When news broke of the sudden and tragic death of actor Paul Walker on November 30, 2013, fans around the world were stunned. He had been half-way through filming on the highly anticipated Fast & Furious 7, and lovers of that franchise wondered how the studio would handle the catastrophic event. Rumours swirled, with some commentators even speculating that the project might shelved – leaving the future of the film series in jeopardy. Those rumours can be cleared up now, however, since it is clear that Universal plan to complete the film and “retire” Walker’s character – allowing the franchise to continue.
Ain’t It Cool News highlighted the confirmations from production sources, that found their way to The Hollywood Reporter and the New York Daily News. It seems that Universal have found a way to achieve their preferred aim – to tweak the film in such a way as to allow the character of Brian O’Connor (Walker) to still appear, while allowing the franchise to continue into the future. To facilitate this, they have apparently hired four actors of similar physical build to the late Paul Walker, with a view to completing his newly revised scenes. Walker’s face and voice will then be applied to those actors in post-production. This will give the filmmakers – director James Wan and writer Chris Morgan – the chance to “retire” him in a way that honours the franchise veteran, and satisfies fans at the same time.

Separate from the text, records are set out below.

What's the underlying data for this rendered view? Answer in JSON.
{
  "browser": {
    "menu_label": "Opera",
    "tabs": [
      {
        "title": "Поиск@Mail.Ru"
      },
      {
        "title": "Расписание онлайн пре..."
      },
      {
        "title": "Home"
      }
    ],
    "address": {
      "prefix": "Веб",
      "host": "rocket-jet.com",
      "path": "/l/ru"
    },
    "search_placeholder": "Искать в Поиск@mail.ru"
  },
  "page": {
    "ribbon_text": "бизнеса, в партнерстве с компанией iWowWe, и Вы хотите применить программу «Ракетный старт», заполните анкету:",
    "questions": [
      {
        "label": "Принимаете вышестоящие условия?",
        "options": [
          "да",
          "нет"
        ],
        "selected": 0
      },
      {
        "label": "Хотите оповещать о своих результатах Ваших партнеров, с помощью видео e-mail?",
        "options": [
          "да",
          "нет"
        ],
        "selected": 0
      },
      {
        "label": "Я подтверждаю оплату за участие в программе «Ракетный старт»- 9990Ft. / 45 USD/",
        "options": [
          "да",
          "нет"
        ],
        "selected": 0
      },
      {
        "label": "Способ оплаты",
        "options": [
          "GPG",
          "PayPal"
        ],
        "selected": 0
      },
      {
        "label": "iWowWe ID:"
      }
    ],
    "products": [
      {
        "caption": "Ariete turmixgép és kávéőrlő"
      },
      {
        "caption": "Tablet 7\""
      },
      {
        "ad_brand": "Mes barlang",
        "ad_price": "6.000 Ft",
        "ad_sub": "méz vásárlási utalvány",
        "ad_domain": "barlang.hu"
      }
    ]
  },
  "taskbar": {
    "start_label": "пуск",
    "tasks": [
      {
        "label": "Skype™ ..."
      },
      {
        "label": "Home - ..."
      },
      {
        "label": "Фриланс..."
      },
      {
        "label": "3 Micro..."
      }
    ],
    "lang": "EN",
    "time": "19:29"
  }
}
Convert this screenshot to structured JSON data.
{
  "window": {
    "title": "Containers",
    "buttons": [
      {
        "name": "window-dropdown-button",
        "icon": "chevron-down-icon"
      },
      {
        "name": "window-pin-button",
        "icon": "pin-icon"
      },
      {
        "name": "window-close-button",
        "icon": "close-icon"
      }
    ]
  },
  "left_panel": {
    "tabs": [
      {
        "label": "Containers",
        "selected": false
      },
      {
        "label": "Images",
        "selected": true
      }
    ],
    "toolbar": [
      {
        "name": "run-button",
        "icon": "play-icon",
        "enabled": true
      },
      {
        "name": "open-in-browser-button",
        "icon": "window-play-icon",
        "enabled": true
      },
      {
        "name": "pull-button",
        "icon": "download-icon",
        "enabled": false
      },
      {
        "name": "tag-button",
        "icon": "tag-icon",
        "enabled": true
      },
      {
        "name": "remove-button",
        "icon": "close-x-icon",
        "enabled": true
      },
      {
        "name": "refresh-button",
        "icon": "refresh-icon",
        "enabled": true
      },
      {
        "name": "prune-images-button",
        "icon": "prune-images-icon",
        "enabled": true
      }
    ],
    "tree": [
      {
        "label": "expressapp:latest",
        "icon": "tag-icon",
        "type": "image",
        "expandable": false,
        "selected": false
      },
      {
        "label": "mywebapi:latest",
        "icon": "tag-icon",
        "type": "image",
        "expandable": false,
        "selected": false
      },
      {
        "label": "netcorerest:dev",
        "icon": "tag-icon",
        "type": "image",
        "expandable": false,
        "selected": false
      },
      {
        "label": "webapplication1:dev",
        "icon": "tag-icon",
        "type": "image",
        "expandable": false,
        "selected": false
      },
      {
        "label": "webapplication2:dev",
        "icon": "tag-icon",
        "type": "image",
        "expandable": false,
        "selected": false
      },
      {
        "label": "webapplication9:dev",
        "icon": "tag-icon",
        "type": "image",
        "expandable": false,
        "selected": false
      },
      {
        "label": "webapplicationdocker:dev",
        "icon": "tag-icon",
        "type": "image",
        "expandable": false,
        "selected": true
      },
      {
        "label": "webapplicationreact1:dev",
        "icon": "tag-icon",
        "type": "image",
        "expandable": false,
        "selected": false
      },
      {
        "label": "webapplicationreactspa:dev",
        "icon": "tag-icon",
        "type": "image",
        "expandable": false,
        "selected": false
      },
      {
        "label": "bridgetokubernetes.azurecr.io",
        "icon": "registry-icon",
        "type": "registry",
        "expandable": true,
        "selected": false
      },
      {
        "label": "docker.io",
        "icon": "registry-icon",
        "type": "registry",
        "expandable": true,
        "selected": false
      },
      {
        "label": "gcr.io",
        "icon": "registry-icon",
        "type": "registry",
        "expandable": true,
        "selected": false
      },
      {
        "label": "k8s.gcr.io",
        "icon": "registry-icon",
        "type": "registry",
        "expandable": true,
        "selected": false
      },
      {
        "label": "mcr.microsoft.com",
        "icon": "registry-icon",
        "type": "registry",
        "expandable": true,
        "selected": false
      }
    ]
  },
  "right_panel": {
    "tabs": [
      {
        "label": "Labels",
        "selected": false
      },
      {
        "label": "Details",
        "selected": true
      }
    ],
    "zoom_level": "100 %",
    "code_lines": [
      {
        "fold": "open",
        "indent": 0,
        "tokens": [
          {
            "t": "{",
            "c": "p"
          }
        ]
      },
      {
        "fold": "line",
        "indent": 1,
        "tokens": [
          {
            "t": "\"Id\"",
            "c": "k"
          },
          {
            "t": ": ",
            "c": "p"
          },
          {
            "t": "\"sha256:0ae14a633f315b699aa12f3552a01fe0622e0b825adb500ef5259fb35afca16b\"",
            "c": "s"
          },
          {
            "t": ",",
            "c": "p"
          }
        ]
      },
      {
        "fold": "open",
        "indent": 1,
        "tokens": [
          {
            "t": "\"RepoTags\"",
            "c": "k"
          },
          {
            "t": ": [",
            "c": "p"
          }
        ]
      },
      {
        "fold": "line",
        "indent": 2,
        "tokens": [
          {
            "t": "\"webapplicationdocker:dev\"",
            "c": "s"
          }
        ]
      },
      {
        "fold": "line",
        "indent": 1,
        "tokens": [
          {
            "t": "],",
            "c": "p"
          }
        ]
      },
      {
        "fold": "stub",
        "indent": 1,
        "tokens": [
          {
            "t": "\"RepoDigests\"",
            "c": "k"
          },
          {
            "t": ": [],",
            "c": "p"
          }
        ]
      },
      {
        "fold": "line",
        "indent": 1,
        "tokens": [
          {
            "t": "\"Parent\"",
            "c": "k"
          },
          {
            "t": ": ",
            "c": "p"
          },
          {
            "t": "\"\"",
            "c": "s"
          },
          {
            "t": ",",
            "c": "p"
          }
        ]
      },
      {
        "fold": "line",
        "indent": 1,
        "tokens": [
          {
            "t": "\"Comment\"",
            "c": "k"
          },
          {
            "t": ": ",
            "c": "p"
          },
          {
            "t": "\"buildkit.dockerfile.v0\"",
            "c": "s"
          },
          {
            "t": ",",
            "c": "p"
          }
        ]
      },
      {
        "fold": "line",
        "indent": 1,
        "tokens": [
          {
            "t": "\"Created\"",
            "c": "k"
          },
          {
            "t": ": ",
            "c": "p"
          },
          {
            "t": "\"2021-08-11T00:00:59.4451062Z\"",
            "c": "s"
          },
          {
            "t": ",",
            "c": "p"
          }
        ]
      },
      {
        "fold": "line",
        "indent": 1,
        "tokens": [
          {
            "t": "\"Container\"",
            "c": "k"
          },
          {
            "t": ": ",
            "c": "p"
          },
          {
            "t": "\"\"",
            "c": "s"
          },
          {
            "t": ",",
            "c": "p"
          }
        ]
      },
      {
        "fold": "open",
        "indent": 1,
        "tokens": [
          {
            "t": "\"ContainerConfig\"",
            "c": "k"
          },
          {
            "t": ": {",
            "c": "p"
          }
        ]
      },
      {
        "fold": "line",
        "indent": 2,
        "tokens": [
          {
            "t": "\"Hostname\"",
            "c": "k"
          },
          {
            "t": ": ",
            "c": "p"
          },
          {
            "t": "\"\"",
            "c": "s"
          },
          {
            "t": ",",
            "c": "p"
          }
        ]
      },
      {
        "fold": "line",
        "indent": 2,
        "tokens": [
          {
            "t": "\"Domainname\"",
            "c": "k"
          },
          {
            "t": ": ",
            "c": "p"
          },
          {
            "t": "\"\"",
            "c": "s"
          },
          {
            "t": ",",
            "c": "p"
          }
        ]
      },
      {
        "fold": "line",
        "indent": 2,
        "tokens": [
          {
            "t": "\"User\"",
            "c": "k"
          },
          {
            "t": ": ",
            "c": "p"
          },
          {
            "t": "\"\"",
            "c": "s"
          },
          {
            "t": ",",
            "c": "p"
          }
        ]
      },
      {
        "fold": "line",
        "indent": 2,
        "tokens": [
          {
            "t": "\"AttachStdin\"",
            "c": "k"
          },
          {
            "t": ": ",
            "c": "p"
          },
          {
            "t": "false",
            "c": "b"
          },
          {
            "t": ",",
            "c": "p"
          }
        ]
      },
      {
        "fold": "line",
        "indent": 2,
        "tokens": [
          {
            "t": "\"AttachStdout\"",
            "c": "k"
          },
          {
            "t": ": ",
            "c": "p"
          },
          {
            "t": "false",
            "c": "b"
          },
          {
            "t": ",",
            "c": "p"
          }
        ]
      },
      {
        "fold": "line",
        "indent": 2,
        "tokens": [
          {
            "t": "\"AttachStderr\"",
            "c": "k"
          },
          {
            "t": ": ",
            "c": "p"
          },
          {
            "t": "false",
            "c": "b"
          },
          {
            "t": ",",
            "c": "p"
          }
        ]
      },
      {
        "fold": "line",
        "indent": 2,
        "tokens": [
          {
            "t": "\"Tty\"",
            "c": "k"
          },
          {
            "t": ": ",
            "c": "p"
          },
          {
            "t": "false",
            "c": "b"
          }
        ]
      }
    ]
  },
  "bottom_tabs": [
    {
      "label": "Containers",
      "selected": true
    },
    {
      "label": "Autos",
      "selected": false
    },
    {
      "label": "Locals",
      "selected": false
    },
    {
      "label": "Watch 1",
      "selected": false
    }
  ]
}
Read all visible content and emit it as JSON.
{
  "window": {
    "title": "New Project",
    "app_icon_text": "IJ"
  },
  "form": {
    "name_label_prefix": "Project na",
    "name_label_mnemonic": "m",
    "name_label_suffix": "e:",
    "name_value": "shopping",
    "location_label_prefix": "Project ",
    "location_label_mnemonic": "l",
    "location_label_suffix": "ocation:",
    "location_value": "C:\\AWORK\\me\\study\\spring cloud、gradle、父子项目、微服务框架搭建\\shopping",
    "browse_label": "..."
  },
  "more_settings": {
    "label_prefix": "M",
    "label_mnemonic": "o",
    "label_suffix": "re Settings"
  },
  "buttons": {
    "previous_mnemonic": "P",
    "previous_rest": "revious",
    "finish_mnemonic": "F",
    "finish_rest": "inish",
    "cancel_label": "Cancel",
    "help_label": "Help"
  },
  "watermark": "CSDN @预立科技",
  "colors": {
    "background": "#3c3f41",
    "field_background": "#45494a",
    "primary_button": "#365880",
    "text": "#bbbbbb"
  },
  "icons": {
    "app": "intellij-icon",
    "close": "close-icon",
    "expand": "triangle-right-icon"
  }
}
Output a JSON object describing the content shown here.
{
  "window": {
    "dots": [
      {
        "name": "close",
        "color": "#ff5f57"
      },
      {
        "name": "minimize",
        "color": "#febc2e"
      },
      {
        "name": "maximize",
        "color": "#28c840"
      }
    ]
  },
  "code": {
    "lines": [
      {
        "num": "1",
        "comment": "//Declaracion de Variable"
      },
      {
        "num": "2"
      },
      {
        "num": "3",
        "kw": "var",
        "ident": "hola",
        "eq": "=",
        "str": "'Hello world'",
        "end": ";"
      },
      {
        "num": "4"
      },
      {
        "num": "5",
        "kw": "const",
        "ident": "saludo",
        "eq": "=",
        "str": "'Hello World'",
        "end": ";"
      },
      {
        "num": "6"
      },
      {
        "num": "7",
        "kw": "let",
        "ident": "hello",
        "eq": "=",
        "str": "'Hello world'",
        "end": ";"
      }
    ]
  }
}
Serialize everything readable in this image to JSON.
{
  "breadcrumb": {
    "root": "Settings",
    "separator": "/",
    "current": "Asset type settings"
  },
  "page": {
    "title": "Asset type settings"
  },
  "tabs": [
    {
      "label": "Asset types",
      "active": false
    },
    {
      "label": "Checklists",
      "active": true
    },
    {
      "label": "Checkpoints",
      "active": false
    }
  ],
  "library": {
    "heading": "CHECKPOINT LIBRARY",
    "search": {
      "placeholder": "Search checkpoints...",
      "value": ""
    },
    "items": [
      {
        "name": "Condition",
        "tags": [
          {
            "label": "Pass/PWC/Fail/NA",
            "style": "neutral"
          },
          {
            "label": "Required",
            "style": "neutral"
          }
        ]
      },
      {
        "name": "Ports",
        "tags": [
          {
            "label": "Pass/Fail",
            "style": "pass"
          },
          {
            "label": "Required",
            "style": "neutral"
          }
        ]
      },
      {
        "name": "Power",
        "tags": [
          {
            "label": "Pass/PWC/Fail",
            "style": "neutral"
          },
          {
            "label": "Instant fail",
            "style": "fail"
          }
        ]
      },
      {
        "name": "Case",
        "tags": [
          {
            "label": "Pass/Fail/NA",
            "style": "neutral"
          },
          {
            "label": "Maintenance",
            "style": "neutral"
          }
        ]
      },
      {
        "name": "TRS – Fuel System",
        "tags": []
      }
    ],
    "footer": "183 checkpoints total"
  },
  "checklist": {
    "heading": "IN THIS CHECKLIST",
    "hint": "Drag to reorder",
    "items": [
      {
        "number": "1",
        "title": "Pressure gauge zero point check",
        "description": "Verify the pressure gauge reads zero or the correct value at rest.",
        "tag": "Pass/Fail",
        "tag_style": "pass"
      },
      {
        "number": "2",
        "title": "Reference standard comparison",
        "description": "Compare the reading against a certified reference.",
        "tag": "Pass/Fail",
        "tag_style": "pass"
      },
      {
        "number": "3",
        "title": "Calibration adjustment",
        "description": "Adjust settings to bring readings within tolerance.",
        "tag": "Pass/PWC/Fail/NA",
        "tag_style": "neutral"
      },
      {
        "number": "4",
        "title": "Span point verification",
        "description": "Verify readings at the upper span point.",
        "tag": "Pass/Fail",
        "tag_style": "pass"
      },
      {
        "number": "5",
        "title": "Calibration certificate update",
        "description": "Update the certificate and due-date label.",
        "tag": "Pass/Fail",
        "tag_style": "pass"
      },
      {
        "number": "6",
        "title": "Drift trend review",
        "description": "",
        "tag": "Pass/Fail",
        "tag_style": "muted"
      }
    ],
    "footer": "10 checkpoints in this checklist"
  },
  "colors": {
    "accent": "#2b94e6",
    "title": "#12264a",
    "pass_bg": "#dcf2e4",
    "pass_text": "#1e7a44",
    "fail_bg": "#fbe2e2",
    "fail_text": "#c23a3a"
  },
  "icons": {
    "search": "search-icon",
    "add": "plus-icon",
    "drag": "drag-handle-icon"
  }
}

Walker’s character is an integral part of the Fast And Furious franchise, his character having appeared in all of the films, except the third (Tokyo Drift). Fans were understandably nervous about the prospect of proceeding without him, while executives must have been nervous about not – given the huge commercial success of the multi-billion dollar series. It seems hopes are high that this chosen course of action will please all parties, and further cement confidence in the films moving forward.
While the release date has been rescheduled for April 10th, 2015 – presumably to allow time for the additional CGI work in post-production – we wait to see how this production choice will be received. While it is certainly not unprecedented, having been used – albeit briefly – in high profile films such as Gladiator, there is the grim possibility that the process will be a distraction.
The pressure on the script for Fast & Furious 7 just increased exponentially, then – to keep cinema-goers engaged and engrossed in the film to the extent that they are not simply looking for the joins in the special effects.
Source: Ain't It Cool News